The second general truism in life is that however well informed or experienced we are, the future is simply impossible to see – we can recognise trends that are almost certain to lead to a given outcome, and we can recognize cycles that we’ve seen before. Suffice to say that if anyone actually had a foolproof insight into future events, they’d be sitting alongside Warren Buffet or George Soros, rather than talking to us.
When trying to analyse where the property market is going, it is essential to understand that the British property market is not homogenous, subject to only one law of gravity. It isn’t – the market actually comprises three very different practices, commercial, residential and agricultural. Residential then subdivides into rural, suburban and urban and urban further splinters into new developments and ‘second-hand’ or pre-existing housing stock. Going on to further sub-divisions by area, use (buy-to-let or owner occupier) and demographics of buyers, and you can start to see why there is such a fragmented and highly complex picture, which is guaranteed to defeat the most talented of seers.

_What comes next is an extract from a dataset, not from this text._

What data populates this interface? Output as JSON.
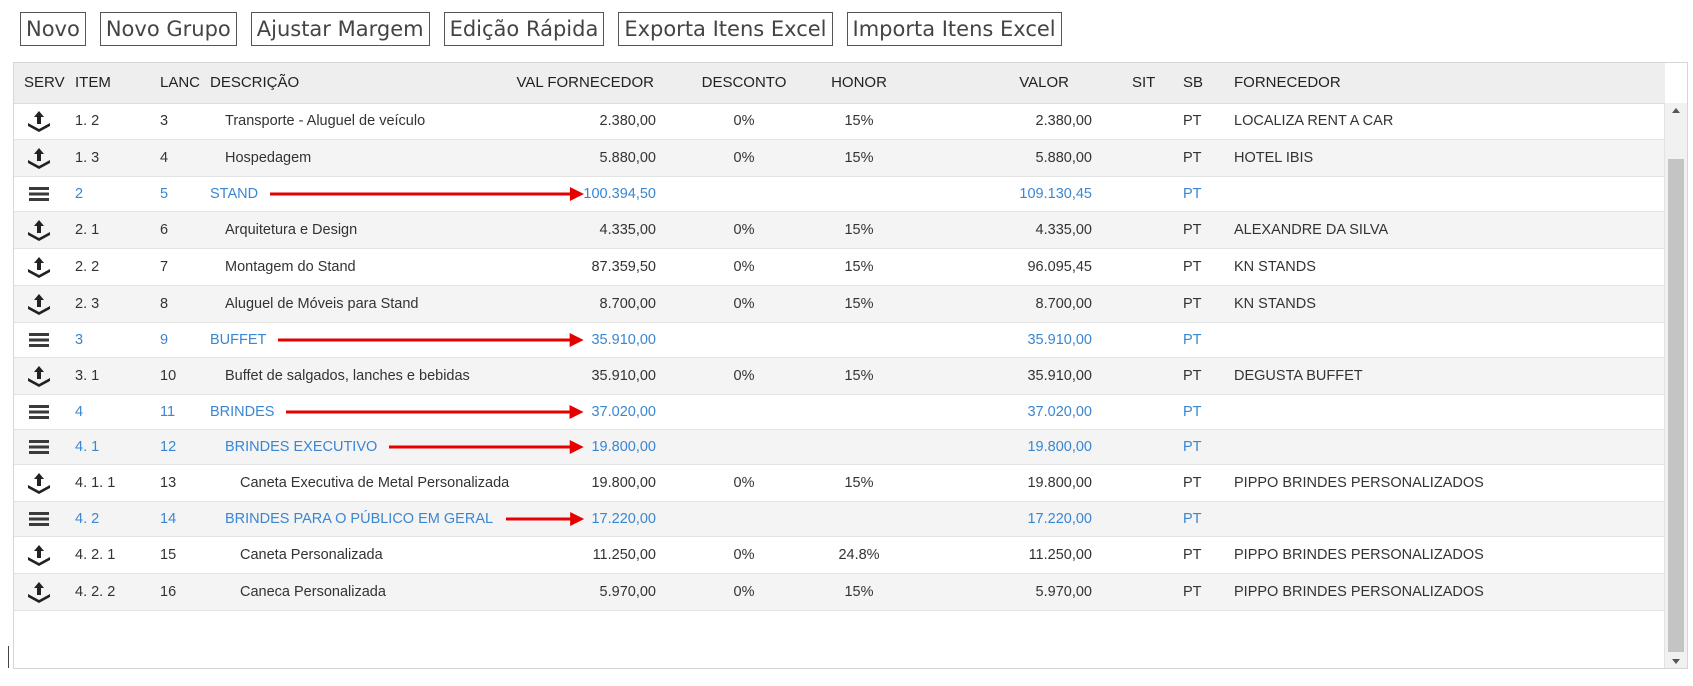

The reality is that even a relatively small geographical area, such as London, is still a loose conglomeration of villages, all with their own distinct local identities and all subject to local micro-markets and small nuances of quality, which can make all the difference when it comes to price and desirability.
Hence we currently have the most extraordinary of situations where, in one district of London, the supply of first class property is woefully short with half the usual number of houses for sale and sometimes even less; prices are within 5 or 10% of peak of the market (end of 2014) and best-bids or gazumping is still prevalent. Yet, less than 3 miles away 50% of the entire housing stock on three or four streets are for sale, with nothing changing hands, and no sign of things changing in the foreseeable future.

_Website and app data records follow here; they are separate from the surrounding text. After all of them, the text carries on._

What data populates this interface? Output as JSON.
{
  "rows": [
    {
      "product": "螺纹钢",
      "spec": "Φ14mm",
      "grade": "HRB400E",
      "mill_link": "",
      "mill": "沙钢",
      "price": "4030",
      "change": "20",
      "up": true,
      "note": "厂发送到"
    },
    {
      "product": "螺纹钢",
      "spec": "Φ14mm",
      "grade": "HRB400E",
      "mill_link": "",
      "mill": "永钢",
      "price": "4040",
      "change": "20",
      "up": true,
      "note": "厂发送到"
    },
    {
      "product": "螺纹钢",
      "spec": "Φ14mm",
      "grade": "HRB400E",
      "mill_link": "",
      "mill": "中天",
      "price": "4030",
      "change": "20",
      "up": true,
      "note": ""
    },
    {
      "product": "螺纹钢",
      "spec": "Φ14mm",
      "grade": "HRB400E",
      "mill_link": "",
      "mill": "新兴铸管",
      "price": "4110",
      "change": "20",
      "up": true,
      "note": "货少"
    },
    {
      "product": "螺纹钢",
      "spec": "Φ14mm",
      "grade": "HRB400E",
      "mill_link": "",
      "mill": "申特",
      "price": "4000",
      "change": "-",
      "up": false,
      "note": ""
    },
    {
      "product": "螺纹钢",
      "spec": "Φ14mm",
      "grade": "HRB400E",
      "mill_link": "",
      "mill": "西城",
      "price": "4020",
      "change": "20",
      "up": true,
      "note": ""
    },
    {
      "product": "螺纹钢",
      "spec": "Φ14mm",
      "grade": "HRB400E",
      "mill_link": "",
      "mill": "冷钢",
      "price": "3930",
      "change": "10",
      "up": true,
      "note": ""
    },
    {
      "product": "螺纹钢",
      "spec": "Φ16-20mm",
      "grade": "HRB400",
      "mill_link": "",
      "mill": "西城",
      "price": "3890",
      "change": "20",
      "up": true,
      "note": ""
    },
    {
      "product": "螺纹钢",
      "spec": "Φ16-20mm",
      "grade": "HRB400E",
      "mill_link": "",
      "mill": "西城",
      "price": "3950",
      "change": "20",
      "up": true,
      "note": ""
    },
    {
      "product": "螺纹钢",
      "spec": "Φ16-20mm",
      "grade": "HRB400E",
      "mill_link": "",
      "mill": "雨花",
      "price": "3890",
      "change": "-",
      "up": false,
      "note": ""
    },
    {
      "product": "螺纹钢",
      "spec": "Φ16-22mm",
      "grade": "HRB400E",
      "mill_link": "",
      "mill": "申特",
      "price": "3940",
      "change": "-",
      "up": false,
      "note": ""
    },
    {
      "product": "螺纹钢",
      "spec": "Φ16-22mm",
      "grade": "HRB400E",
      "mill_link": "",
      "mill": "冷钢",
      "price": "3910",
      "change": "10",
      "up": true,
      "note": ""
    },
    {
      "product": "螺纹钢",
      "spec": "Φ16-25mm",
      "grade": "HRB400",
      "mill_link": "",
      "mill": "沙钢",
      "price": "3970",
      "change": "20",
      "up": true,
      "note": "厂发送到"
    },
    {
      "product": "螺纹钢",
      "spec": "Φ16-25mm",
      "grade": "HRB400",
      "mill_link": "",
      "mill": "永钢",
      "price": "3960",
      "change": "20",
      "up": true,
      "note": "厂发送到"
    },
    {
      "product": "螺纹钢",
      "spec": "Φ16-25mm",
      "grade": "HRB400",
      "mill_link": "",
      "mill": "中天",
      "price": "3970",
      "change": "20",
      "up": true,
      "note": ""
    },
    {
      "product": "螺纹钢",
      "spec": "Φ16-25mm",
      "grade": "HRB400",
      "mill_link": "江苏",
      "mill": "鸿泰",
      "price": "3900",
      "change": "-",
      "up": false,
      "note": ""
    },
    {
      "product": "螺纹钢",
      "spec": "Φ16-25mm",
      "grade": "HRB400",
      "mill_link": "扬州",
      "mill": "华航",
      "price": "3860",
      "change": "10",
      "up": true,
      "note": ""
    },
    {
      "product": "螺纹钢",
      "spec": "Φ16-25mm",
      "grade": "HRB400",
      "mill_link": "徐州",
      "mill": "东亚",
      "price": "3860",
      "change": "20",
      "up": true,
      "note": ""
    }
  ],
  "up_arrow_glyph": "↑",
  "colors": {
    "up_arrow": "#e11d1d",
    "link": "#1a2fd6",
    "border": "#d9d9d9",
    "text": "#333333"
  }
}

So what defines the difference between these markets? The chief difference is one of demographics; the first group of buyers is looking for houses to live in long term as principal private residences, to make their home. Whether the price on the property particulars is £1 million or £10 million, located in Primrose Hill, Kensington or Islington, is beside the point; what unites these people is that they are looking for a home and they want to get on with their lives – and they will. The second group is quite different, and they are looking to buy property for other disparate reasons; as a buy-to-let investment, a holiday home in London for when the sun or political regime is too hot at home, or as a personal statement akin to a gangster-rapper’s car. This is a ‘discretionary’ marketplace, and a market place that caters for people who, ultimately, don’t HAVE to buy anything. Sadly, for the developers of new schemes aimed at the foreign investment market, the number of sales has dwindled to a trickle and, similarly, the market for mansions aimed at chic-Sheiks or eastern European potentates has almost ceased to exist, hence you can have the spectacle of 8 houses in a row, on one well known street, all unoccupied and for sale.

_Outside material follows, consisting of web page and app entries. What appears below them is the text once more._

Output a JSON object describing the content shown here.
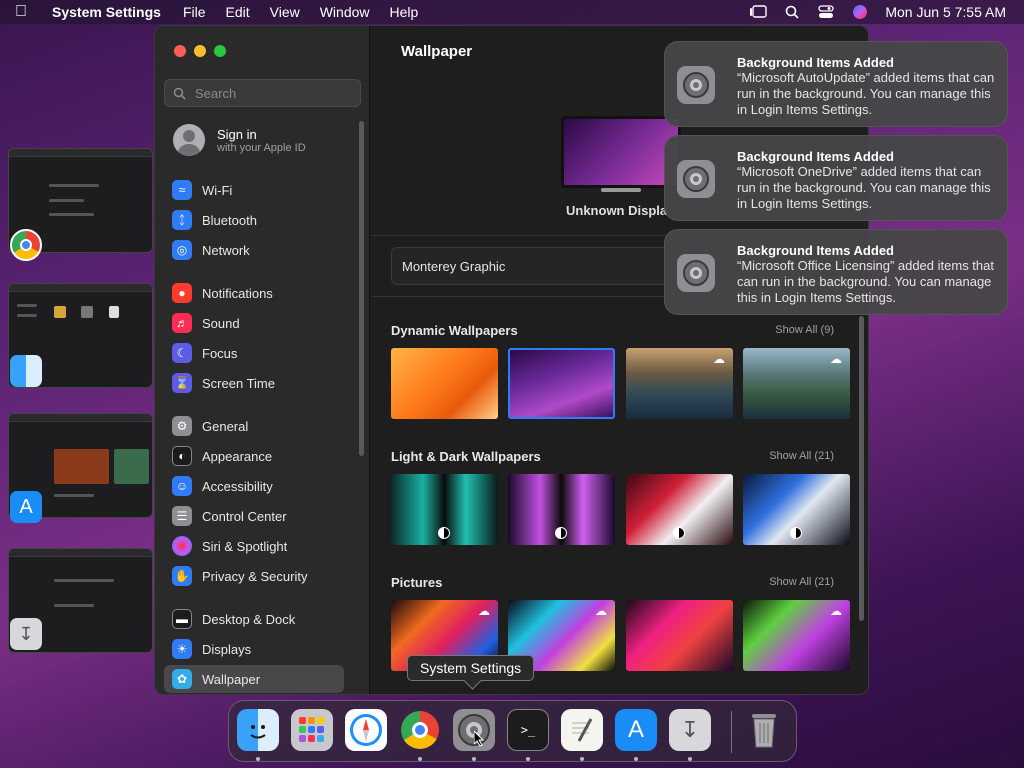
{
  "menubar": {
    "app_name": "System Settings",
    "menus": [
      "File",
      "Edit",
      "View",
      "Window",
      "Help"
    ],
    "clock": "Mon Jun 5  7:55 AM"
  },
  "sidebar": {
    "search_placeholder": "Search",
    "signin_title": "Sign in",
    "signin_subtitle": "with your Apple ID",
    "items": [
      {
        "label": "Wi-Fi",
        "color": "#2f7cf6"
      },
      {
        "label": "Bluetooth",
        "color": "#2f7cf6"
      },
      {
        "label": "Network",
        "color": "#2f7cf6"
      },
      {
        "label": "Notifications",
        "color": "#ff3b30"
      },
      {
        "label": "Sound",
        "color": "#ff2d55"
      },
      {
        "label": "Focus",
        "color": "#5e5ce6"
      },
      {
        "label": "Screen Time",
        "color": "#5e5ce6"
      },
      {
        "label": "General",
        "color": "#8e8e93"
      },
      {
        "label": "Appearance",
        "color": "#1c1c1e"
      },
      {
        "label": "Accessibility",
        "color": "#2f7cf6"
      },
      {
        "label": "Control Center",
        "color": "#8e8e93"
      },
      {
        "label": "Siri & Spotlight",
        "color": "#bf5af2"
      },
      {
        "label": "Privacy & Security",
        "color": "#2f7cf6"
      },
      {
        "label": "Desktop & Dock",
        "color": "#1c1c1e"
      },
      {
        "label": "Displays",
        "color": "#2f7cf6"
      },
      {
        "label": "Wallpaper",
        "color": "#32ade6"
      }
    ]
  },
  "content": {
    "title": "Wallpaper",
    "display_label": "Unknown Displa",
    "selected_wallpaper": "Monterey Graphic",
    "sections": [
      {
        "title": "Dynamic Wallpapers",
        "show_all": "Show All (9)"
      },
      {
        "title": "Light & Dark Wallpapers",
        "show_all": "Show All (21)"
      },
      {
        "title": "Pictures",
        "show_all": "Show All (21)"
      }
    ]
  },
  "notifications": [
    {
      "title": "Background Items Added",
      "body": "“Microsoft AutoUpdate” added items that can run in the background. You can manage this in Login Items Settings."
    },
    {
      "title": "Background Items Added",
      "body": "“Microsoft OneDrive” added items that can run in the background. You can manage this in Login Items Settings."
    },
    {
      "title": "Background Items Added",
      "body": "“Microsoft Office Licensing” added items that can run in the background. You can manage this in Login Items Settings."
    }
  ],
  "tooltip": "System Settings",
  "dock": [
    "Finder",
    "Launchpad",
    "Safari",
    "Google Chrome",
    "System Settings",
    "Terminal",
    "TextEdit",
    "App Store",
    "Installer",
    "Trash"
  ]
}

The obvious question is ‘what’s changed’? Is it as a result of political problems in the Middle East, or Europe, or as a result of Brexit, or changes to the rules governing res-non-dom? No one can say for certain, but the bookies’ favourite, the great trumpeting pachyderm-in-the-parlour, is the increase in stamp duty that, under George Osborne’s final changes, raised the top rate of SDLT from 1% in 1997 to today’s maximum of 15%. The net effect of this has been that the government revenue derived from prime central London has fallen by between £850 million and £8 billion (depending on whose figures you believe, and how many peripheral businesses you consider), and the liquidity of the property market overall has been adversely affected. One of the unexpected consequences of the shortage of supply has been the rise in the proportion of the sales taking place away from the open market; in a discretionary marketplace, many vendors aren’t strongly motivated enough to go to the lengths of formal marketing, and don’t want to have their house ‘tainted’ by the possibility of failing to sell. As a consequence, unless buyers can get represented by someone properly embedded in the market, with their ear pressed to the ground, they are likely to see 50% of what is for sale, and mainly the 50% that has already been picked over and rejected by other buyers.
A year ago, we predicted that the task of trying to sort the ‘wheat from the chaff’ in 2016 was not going to be a task for the faint-hearted, and it wasn’t. I predict that it won’t be any easier in 2017; this isn’t the stuff of far-fetched fortune telling, it’s common sense.
Saul Empson, Director